September is spider season. It’s the time of year, as the nights begin to draw it and autumn starts to take hold, that arachnophobes in the UK fear more than any other. There you are in your living room, snuggled up on the sofa in the evening, relaxing and watching TV, when suddenly you see it – a large house spider with long, hairy limbs rapidly scurrying across the carpet in that unnervingly jerky way that so many people dread.
The rarest rhino in the world can be found wallowing in the mud at the Ol Pejeta Nature Conservancy in Kenya. Constantly guarded by vigilant rifle-clad guards, these two animals have no idea that they are the last members of their kind. They are northern white rhinos – the very last northern white rhinos anywhere on Earth. They have been poached to the very edge of extinction, with virtually no hope for recovery.

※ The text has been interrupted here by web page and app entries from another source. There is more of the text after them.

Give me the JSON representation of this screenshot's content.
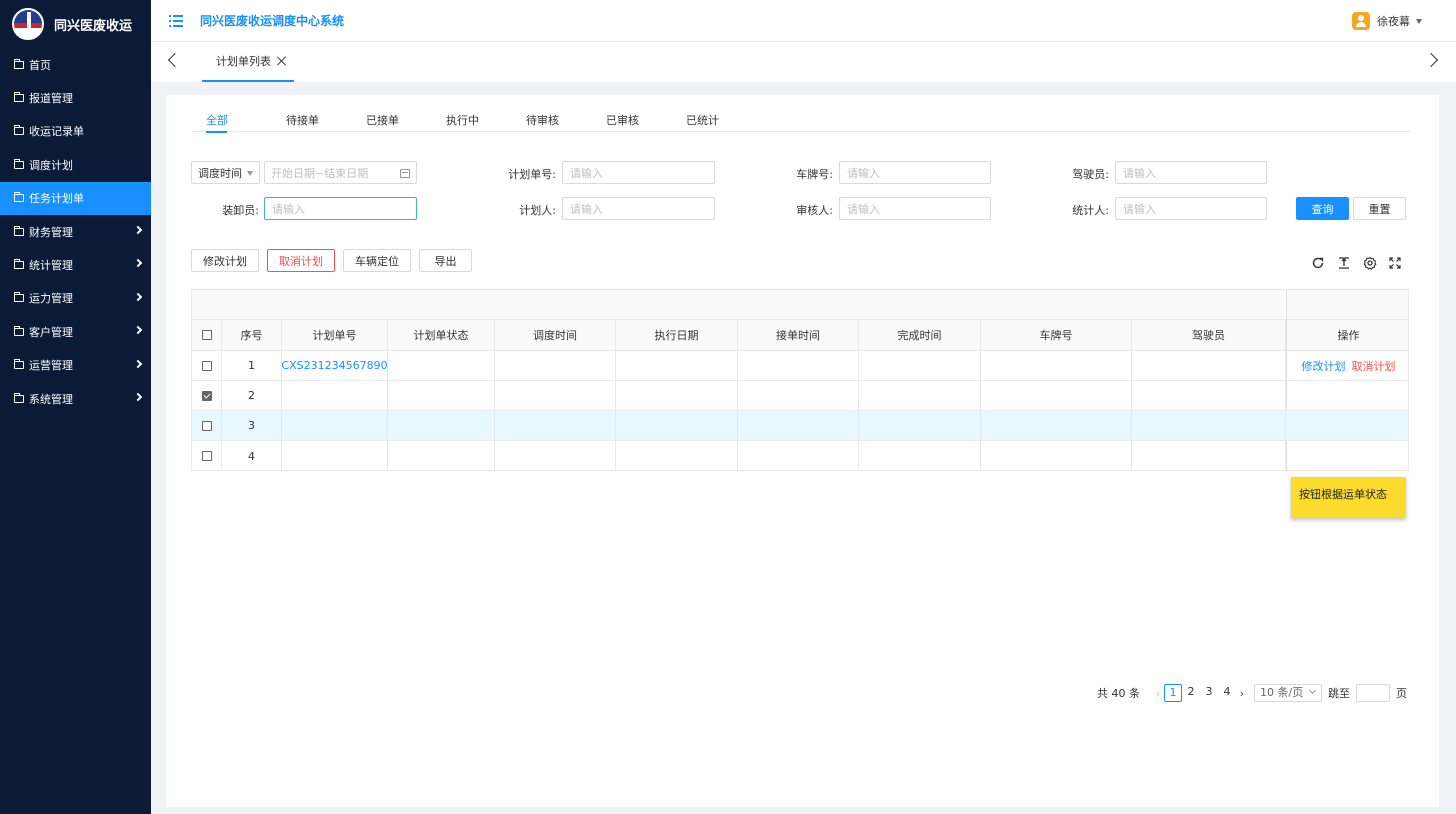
{
  "sidebar": {
    "logo_text": "同兴医废收运",
    "items": [
      {
        "label": "首页",
        "has_children": false,
        "active": false
      },
      {
        "label": "报道管理",
        "has_children": false,
        "active": false
      },
      {
        "label": "收运记录单",
        "has_children": false,
        "active": false
      },
      {
        "label": "调度计划",
        "has_children": false,
        "active": false
      },
      {
        "label": "任务计划单",
        "has_children": false,
        "active": true
      },
      {
        "label": "财务管理",
        "has_children": true,
        "active": false
      },
      {
        "label": "统计管理",
        "has_children": true,
        "active": false
      },
      {
        "label": "运力管理",
        "has_children": true,
        "active": false
      },
      {
        "label": "客户管理",
        "has_children": true,
        "active": false
      },
      {
        "label": "运营管理",
        "has_children": true,
        "active": false
      },
      {
        "label": "系统管理",
        "has_children": true,
        "active": false
      }
    ]
  },
  "header": {
    "title": "同兴医废收运调度中心系统",
    "user_name": "徐夜幕"
  },
  "tabbar": {
    "active_tab": "计划单列表"
  },
  "status_tabs": [
    "全部",
    "待接单",
    "已接单",
    "执行中",
    "待审核",
    "已审核",
    "已统计"
  ],
  "filters": {
    "time_type": "调度时间",
    "date_placeholder": "开始日期~结束日期",
    "plan_no_label": "计划单号:",
    "plate_label": "车牌号:",
    "driver_label": "驾驶员:",
    "loader_label": "装卸员:",
    "planner_label": "计划人:",
    "auditor_label": "审核人:",
    "stat_label": "统计人:",
    "placeholder": "请输入",
    "query_button": "查询",
    "reset_button": "重置"
  },
  "actions": {
    "edit": "修改计划",
    "cancel": "取消计划",
    "locate": "车辆定位",
    "export": "导出"
  },
  "table": {
    "columns": [
      "序号",
      "计划单号",
      "计划单状态",
      "调度时间",
      "执行日期",
      "接单时间",
      "完成时间",
      "车牌号",
      "驾驶员",
      "操作"
    ],
    "rows": [
      {
        "index": "1",
        "plan_no": "CXS231234567890",
        "checked": false,
        "highlight": false,
        "ops": true
      },
      {
        "index": "2",
        "plan_no": "",
        "checked": true,
        "highlight": false,
        "ops": false
      },
      {
        "index": "3",
        "plan_no": "",
        "checked": false,
        "highlight": true,
        "ops": false
      },
      {
        "index": "4",
        "plan_no": "",
        "checked": false,
        "highlight": false,
        "ops": false
      }
    ],
    "op_edit": "修改计划",
    "op_cancel": "取消计划"
  },
  "note": "按钮根据运单状态",
  "pagination": {
    "total": "共 40 条",
    "pages": [
      "1",
      "2",
      "3",
      "4"
    ],
    "current": "1",
    "page_size": "10 条/页",
    "jump_label": "跳至",
    "page_unit": "页"
  },
  "colors": {
    "primary": "#1890ff",
    "danger": "#ff4d4f",
    "sidebar_bg": "#0b1a36",
    "note_bg": "#fcdb2c"
  }
}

South Africa is in the midst of a rhino poaching epidemic. The statistics concerning this illegal practice over the past decade or so make for very grim reading. Between 1990 and 2007, there were relatively few rhino poaching incidents in South Africa. Five in 1991, nine in 2001, and thirteen in 2007, to give just a few figures. Poaching was increasing every year – but only slightly.

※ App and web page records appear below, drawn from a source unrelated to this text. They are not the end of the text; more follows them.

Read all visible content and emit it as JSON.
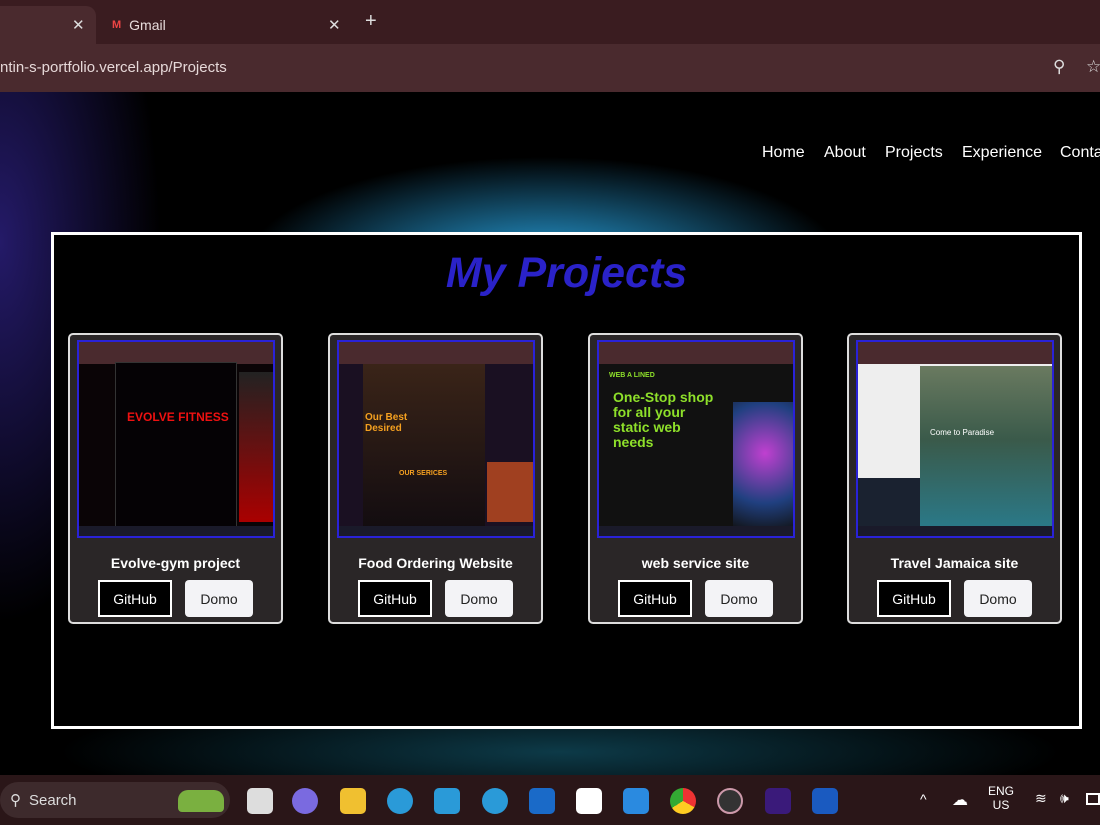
{
  "browser": {
    "tabs": [
      {
        "label": "",
        "active": true
      },
      {
        "label": "Gmail",
        "icon": "gmail-icon"
      }
    ],
    "url": "ntin-s-portfolio.vercel.app/Projects"
  },
  "nav": [
    "Home",
    "About",
    "Projects",
    "Experience",
    "Conta"
  ],
  "section_title": "My Projects",
  "colors": {
    "title": "#2a22c8",
    "card_bg": "#2a2627"
  },
  "projects": [
    {
      "name": "Evolve-gym project",
      "github": "GitHub",
      "demo": "Domo",
      "thumb_text": "EVOLVE FITNESS"
    },
    {
      "name": "Food Ordering Website",
      "github": "GitHub",
      "demo": "Domo",
      "thumb_text": "Our Best Desired",
      "thumb_sub": "OUR SERICES"
    },
    {
      "name": "web service site",
      "github": "GitHub",
      "demo": "Domo",
      "thumb_text": "One-Stop shop for all your static web needs",
      "thumb_sub": "WEB A LINED"
    },
    {
      "name": "Travel Jamaica site",
      "github": "GitHub",
      "demo": "Domo",
      "thumb_text": "Come to Paradise"
    }
  ],
  "taskbar": {
    "search": "Search",
    "lang": "ENG",
    "region": "US"
  }
}
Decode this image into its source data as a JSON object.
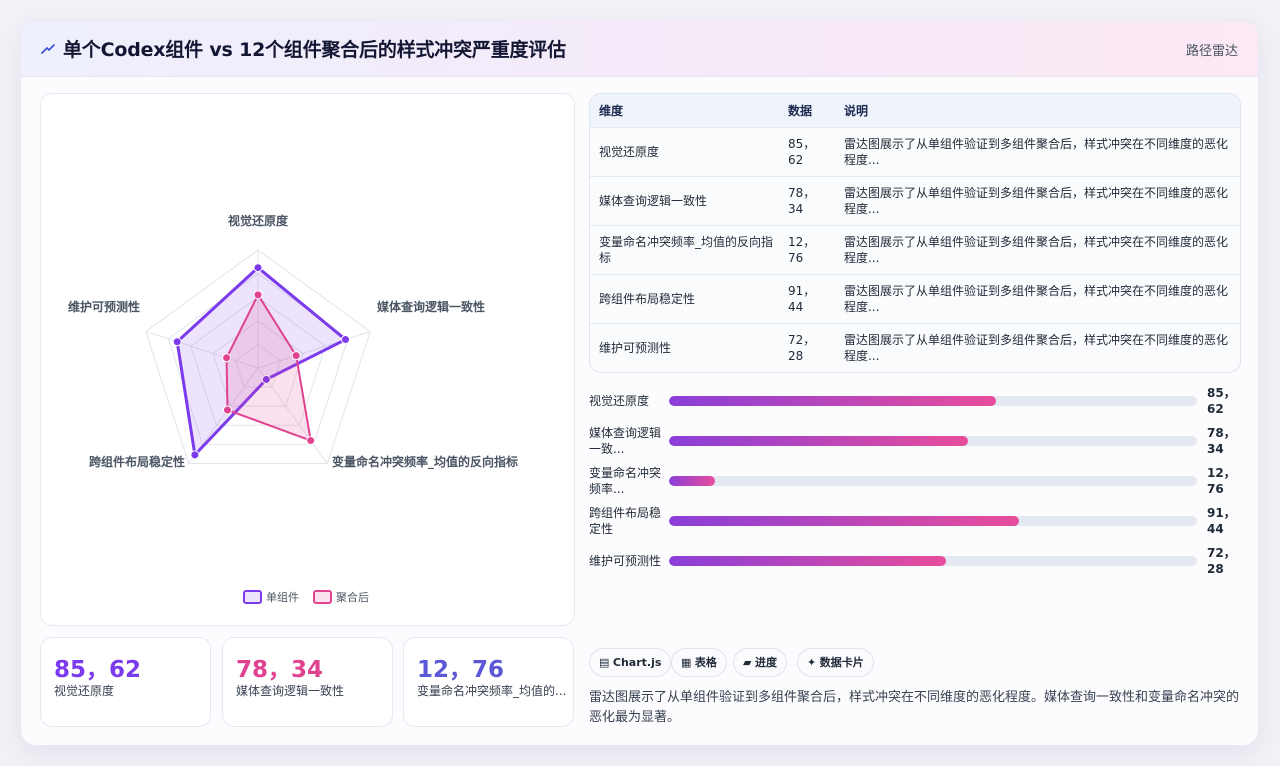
{
  "header": {
    "title": "单个Codex组件 vs 12个组件聚合后的样式冲突严重度评估",
    "right": "路径雷达"
  },
  "table": {
    "columns": [
      "维度",
      "数据",
      "说明"
    ],
    "rows": [
      {
        "dim": "视觉还原度",
        "data": "85，62",
        "note": "雷达图展示了从单组件验证到多组件聚合后，样式冲突在不同维度的恶化程度..."
      },
      {
        "dim": "媒体查询逻辑一致性",
        "data": "78，34",
        "note": "雷达图展示了从单组件验证到多组件聚合后，样式冲突在不同维度的恶化程度..."
      },
      {
        "dim": "变量命名冲突频率_均值的反向指标",
        "data": "12，76",
        "note": "雷达图展示了从单组件验证到多组件聚合后，样式冲突在不同维度的恶化程度..."
      },
      {
        "dim": "跨组件布局稳定性",
        "data": "91，44",
        "note": "雷达图展示了从单组件验证到多组件聚合后，样式冲突在不同维度的恶化程度..."
      },
      {
        "dim": "维护可预测性",
        "data": "72，28",
        "note": "雷达图展示了从单组件验证到多组件聚合后，样式冲突在不同维度的恶化程度..."
      }
    ]
  },
  "progress": [
    {
      "label": "视觉还原度",
      "value_text": "85，62",
      "fill": 0.62
    },
    {
      "label": "媒体查询逻辑一致...",
      "value_text": "78，34",
      "fill": 0.567
    },
    {
      "label": "变量命名冲突频率...",
      "value_text": "12，76",
      "fill": 0.087
    },
    {
      "label": "跨组件布局稳定性",
      "value_text": "91，44",
      "fill": 0.663
    },
    {
      "label": "维护可预测性",
      "value_text": "72，28",
      "fill": 0.524
    }
  ],
  "kpis": [
    {
      "value": "85，62",
      "label": "视觉还原度",
      "color": "#7c3aed"
    },
    {
      "value": "78，34",
      "label": "媒体查询逻辑一致性",
      "color": "#e0428f"
    },
    {
      "value": "12，76",
      "label": "变量命名冲突频率_均值的...",
      "color": "#5b57d6"
    }
  ],
  "chips": [
    {
      "icon": "▤",
      "label": "Chart.js"
    },
    {
      "icon": "▦",
      "label": "表格"
    },
    {
      "icon": "▰",
      "label": "进度"
    },
    {
      "icon": "✦",
      "label": "数据卡片"
    }
  ],
  "description": "雷达图展示了从单组件验证到多组件聚合后，样式冲突在不同维度的恶化程度。媒体查询一致性和变量命名冲突的恶化最为显著。",
  "chart_data": {
    "type": "radar",
    "categories": [
      "视觉还原度",
      "媒体查询逻辑一致性",
      "变量命名冲突频率_均值的反向指标",
      "跨组件布局稳定性",
      "维护可预测性"
    ],
    "series": [
      {
        "name": "单组件",
        "values": [
          85,
          78,
          12,
          91,
          72
        ],
        "color": "#7c3aed"
      },
      {
        "name": "聚合后",
        "values": [
          62,
          34,
          76,
          44,
          28
        ],
        "color": "#e0428f"
      }
    ],
    "rmax": 100,
    "grid": true,
    "legend_position": "bottom"
  }
}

The dormouse has a famously sleepy disposition. It’s an image that was cemented over 150 years ago when a very tired dormouse appeared in the well-known tea-party scene in Lewis Caroll’s Alice’s Adventures in Wonderland. And unlike many animal reputations worldwide, this one doesn’t need exaggerating. No other British mammal sleeps for such a high proportion of the time – it can spend over half of the year asleep, from October through to April or May.